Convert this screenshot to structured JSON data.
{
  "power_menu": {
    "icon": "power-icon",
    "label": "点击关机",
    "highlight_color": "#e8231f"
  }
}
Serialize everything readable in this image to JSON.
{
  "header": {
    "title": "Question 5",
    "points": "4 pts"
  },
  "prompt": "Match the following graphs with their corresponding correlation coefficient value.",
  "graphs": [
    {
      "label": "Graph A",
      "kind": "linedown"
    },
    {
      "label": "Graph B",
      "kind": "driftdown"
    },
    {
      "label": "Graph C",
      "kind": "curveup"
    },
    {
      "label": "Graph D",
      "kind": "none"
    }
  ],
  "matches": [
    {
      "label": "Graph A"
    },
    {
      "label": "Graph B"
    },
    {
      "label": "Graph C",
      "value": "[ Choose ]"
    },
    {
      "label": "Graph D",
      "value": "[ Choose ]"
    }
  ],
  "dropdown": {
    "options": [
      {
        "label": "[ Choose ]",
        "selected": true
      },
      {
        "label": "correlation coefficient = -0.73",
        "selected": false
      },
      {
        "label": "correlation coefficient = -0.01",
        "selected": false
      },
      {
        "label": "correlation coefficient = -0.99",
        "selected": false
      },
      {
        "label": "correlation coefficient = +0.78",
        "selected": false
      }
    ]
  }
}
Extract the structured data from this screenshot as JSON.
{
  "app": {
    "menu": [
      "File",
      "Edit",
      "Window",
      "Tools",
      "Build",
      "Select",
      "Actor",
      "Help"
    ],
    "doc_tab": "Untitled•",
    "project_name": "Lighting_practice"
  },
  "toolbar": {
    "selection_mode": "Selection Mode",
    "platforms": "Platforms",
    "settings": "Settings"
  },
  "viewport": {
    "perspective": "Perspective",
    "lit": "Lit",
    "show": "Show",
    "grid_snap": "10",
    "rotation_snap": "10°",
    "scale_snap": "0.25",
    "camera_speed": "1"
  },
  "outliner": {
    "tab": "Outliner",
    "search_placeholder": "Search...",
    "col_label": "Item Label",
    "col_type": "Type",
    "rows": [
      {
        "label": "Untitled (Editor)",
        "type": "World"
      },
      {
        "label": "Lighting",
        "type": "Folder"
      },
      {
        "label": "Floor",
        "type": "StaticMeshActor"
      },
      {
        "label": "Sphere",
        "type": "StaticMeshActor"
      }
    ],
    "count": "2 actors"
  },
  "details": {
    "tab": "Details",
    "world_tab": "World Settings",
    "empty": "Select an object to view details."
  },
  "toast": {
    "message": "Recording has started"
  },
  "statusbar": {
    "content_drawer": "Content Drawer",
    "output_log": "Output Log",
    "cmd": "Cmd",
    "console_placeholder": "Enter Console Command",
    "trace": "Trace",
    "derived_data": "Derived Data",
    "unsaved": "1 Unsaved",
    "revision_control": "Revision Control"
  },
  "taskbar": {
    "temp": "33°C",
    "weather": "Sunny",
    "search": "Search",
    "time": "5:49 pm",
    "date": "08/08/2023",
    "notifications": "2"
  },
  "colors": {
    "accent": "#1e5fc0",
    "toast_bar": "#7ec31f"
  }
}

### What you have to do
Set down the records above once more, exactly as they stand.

### Written reply
Convert this screenshot to structured JSON data.
{
  "power_menu": {
    "icon": "power-icon",
    "label": "点击关机",
    "highlight_color": "#e8231f"
  }
}
Serialize everything readable in this image to JSON.
{
  "header": {
    "title": "Question 5",
    "points": "4 pts"
  },
  "prompt": "Match the following graphs with their corresponding correlation coefficient value.",
  "graphs": [
    {
      "label": "Graph A",
      "kind": "linedown"
    },
    {
      "label": "Graph B",
      "kind": "driftdown"
    },
    {
      "label": "Graph C",
      "kind": "curveup"
    },
    {
      "label": "Graph D",
      "kind": "none"
    }
  ],
  "matches": [
    {
      "label": "Graph A"
    },
    {
      "label": "Graph B"
    },
    {
      "label": "Graph C",
      "value": "[ Choose ]"
    },
    {
      "label": "Graph D",
      "value": "[ Choose ]"
    }
  ],
  "dropdown": {
    "options": [
      {
        "label": "[ Choose ]",
        "selected": true
      },
      {
        "label": "correlation coefficient = -0.73",
        "selected": false
      },
      {
        "label": "correlation coefficient = -0.01",
        "selected": false
      },
      {
        "label": "correlation coefficient = -0.99",
        "selected": false
      },
      {
        "label": "correlation coefficient = +0.78",
        "selected": false
      }
    ]
  }
}
Extract the structured data from this screenshot as JSON.
{
  "app": {
    "menu": [
      "File",
      "Edit",
      "Window",
      "Tools",
      "Build",
      "Select",
      "Actor",
      "Help"
    ],
    "doc_tab": "Untitled•",
    "project_name": "Lighting_practice"
  },
  "toolbar": {
    "selection_mode": "Selection Mode",
    "platforms": "Platforms",
    "settings": "Settings"
  },
  "viewport": {
    "perspective": "Perspective",
    "lit": "Lit",
    "show": "Show",
    "grid_snap": "10",
    "rotation_snap": "10°",
    "scale_snap": "0.25",
    "camera_speed": "1"
  },
  "outliner": {
    "tab": "Outliner",
    "search_placeholder": "Search...",
    "col_label": "Item Label",
    "col_type": "Type",
    "rows": [
      {
        "label": "Untitled (Editor)",
        "type": "World"
      },
      {
        "label": "Lighting",
        "type": "Folder"
      },
      {
        "label": "Floor",
        "type": "StaticMeshActor"
      },
      {
        "label": "Sphere",
        "type": "StaticMeshActor"
      }
    ],
    "count": "2 actors"
  },
  "details": {
    "tab": "Details",
    "world_tab": "World Settings",
    "empty": "Select an object to view details."
  },
  "toast": {
    "message": "Recording has started"
  },
  "statusbar": {
    "content_drawer": "Content Drawer",
    "output_log": "Output Log",
    "cmd": "Cmd",
    "console_placeholder": "Enter Console Command",
    "trace": "Trace",
    "derived_data": "Derived Data",
    "unsaved": "1 Unsaved",
    "revision_control": "Revision Control"
  },
  "taskbar": {
    "temp": "33°C",
    "weather": "Sunny",
    "search": "Search",
    "time": "5:49 pm",
    "date": "08/08/2023",
    "notifications": "2"
  },
  "colors": {
    "accent": "#1e5fc0",
    "toast_bar": "#7ec31f"
  }
}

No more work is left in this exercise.